Printing in Power Apps used to require an extensive workaround, but now it’s much easier. We walk through how to print and review the workaround if you still need to use it.
Back in 2018, I wrote a blog post on how to print a form in Power Apps, which essentially involved creating an HTML report and then dumping that out into an email to print.
While it wasn’t very pretty, it got the job done since there wasn’t a native printing support in Power Apps. Since then, Microsoft has finally added the print ability so many people wanted. So, how does it work?
That’s it! It’s a very simple command that takes no parameters and sends the screen off to the printer of your choice. In the screenshots below, I spun up a template of an app, added a “Print” button, and set the “On Select Formula” of the button to Print():
Now, when I click that button, I am presented with a print preview of the screen where the Print button is located.
While that’s not very print friendly, there are also some options to allow you to customize a printable view. For instance, you could add a new screen using the built-in Print Layouts (portrait or horizontal) and then build a printable report from there.
By default, these screens come with a “Print” button with the Print() command already defined. From here you can format the printed report to anything you want.
While this does provide some much-needed functionality, there are some caveats to using the Print button. I’m hopeful Microsoft will eventually plug these gaps in the product, as some are fairly glaring, especially the “currently doesn’t work on mobile devices” limitation.
How Can I Get Around Those Limitations?
Even with these limitations, there is still the option I previously wrote about. Here’s a breakdown of what you need to do.
I have two screens for a Power App I have built, and I want users to be able to print the form after it has been submitted.
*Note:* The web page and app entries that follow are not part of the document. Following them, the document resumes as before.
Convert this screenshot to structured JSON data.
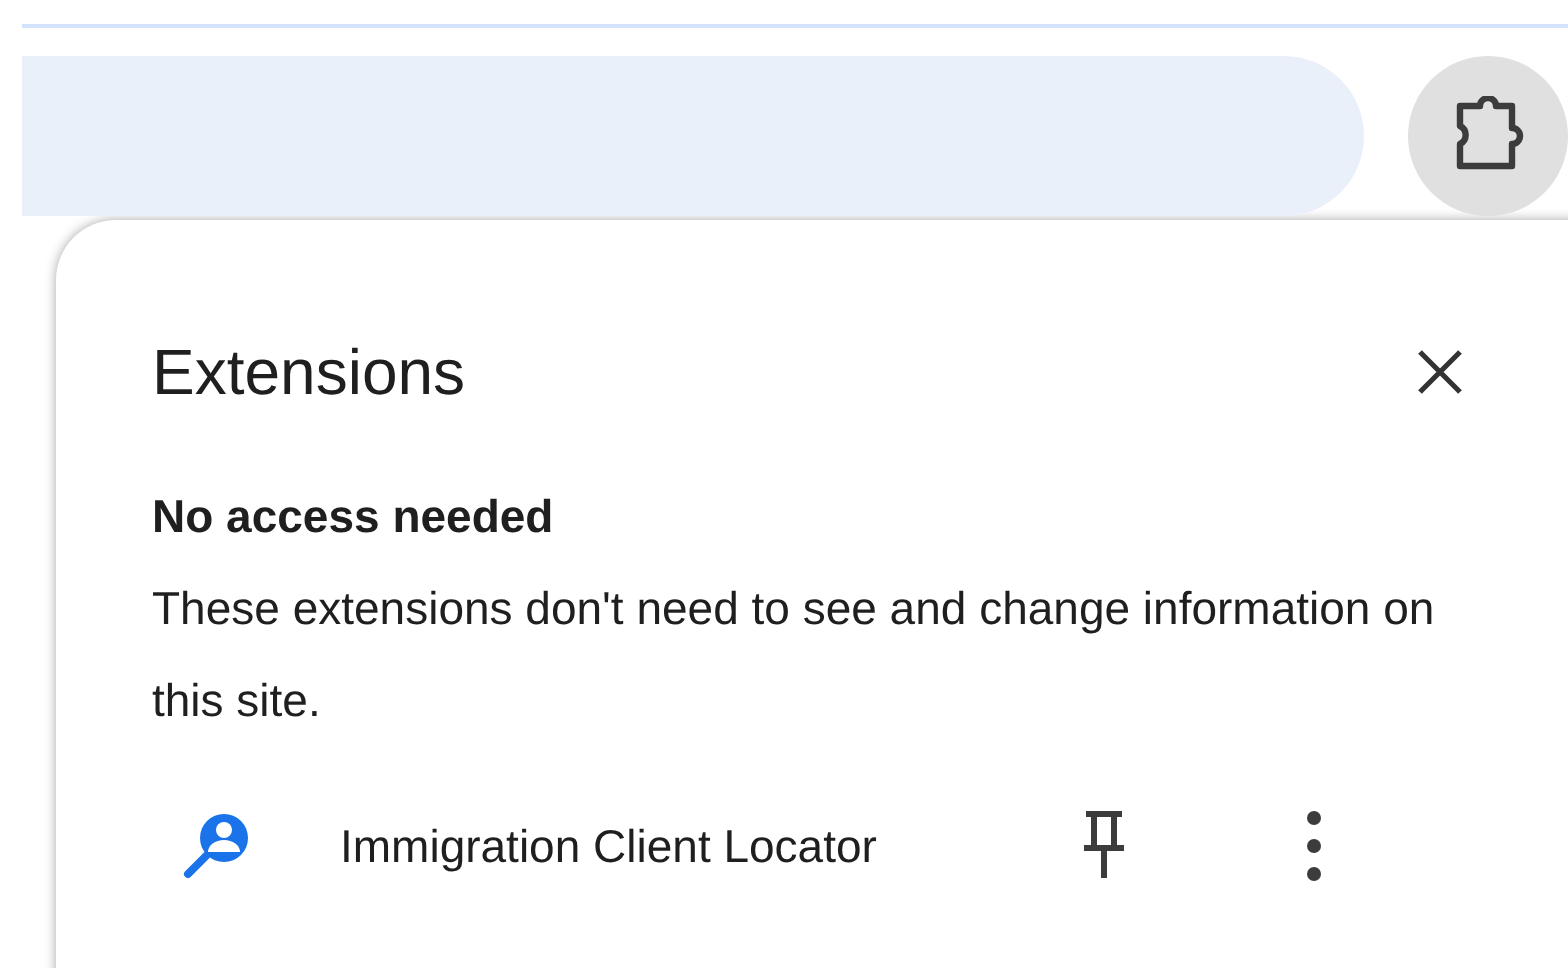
{
  "popup": {
    "title": "Extensions",
    "section_heading": "No access needed",
    "section_text": "These extensions don't need to see and change information on this site.",
    "extensions": [
      {
        "name": "Immigration Client Locator",
        "pinned": false
      }
    ]
  }
}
Here is what my form looks like:
It’s a pretty standard form for a badge request. So, how do we get it to print? The answer lies with HTML and Microsoft Flow.
My first step is to add a “Print Form” button on the first item in my Requests Gallery. I used a simple icon for my button. Make sure you insert it into this box, so the icon ties itself to each item in the gallery.
Next, you will need to generate a printable view of your form from HTML. You can use any HTML tool to do this. You can even copy and paste the HTML code from InfoPath if you are migrating a form and you had a printable view in it. For this example, I created a simple two-column HTML table and replaced the first column with all of my Display Names for my form. We will be adding the values for the right column in the next step. (Special thanks to html-online.com for the easy and free HTML Generator.)
Back in your Power App, insert an “HTMLText Input” box into the first item of your gallery, and change the Visible Property to false. For the HTMLText Property, copy and paste your HTML code between the “” (NOTE: If your HTML Code uses double quotes, do a find/replace and replace double quotes with single quotes).
We can now insert the values of the form into the second column. For example:
<td style=’width: 230px;’><strong>Request Type</strong></td>
Notice, I am coming out of the closed quotes, and then appending the current items’ “Request Type Value,” and then appending the other HTML again.
Now, I have my HTML form which will have all of my values. Next, I will create a flow for this icon by selecting the icon, clicking the “Flow” button on the top toolbar, and creating a new flow for this button.
I have named my button ‘Send Printable Form,’ and I will be sending the HTML in an email. Add the Outlook 365 “Send an Email” action and fill out the settings. The two most important things here are to make sure you use the “Ask in Power Apps” for the body, and change the “Is HTML” to “Yes.”
Click “Create Flow,” switch back to your Power App, and then click the new flow you just created to assign it to that button.
In the formula bar, pass any of the variables you defined in flow. In my case, I will be sending the First Name (which will be added to the Subject) and HTMLText2.HTMLText (which is my HTML Text Box, and the HTMLText Property of that Box).
Now just preview the app and click your Print button. You (or whomever was in the “To:” field of your flow), will receive an email with a filled-out form that you can print.
NOTE: Because this is HTML, you can customize the look and feel as much as you want.
Bonus: If You Hate Printing Out of Your Email Client
You can also take that HTML content and add it to an HTML file. In my case, I saved all of the content out to an HTML file in my One Drive for Business by adding an extra step to the flow.
Now when the flow runs, I can simply download and open the HTML file from my browser and print it from there.
I hope this is something you may find useful, especially if you have a strong need to print in Power Apps.
Part three of a series.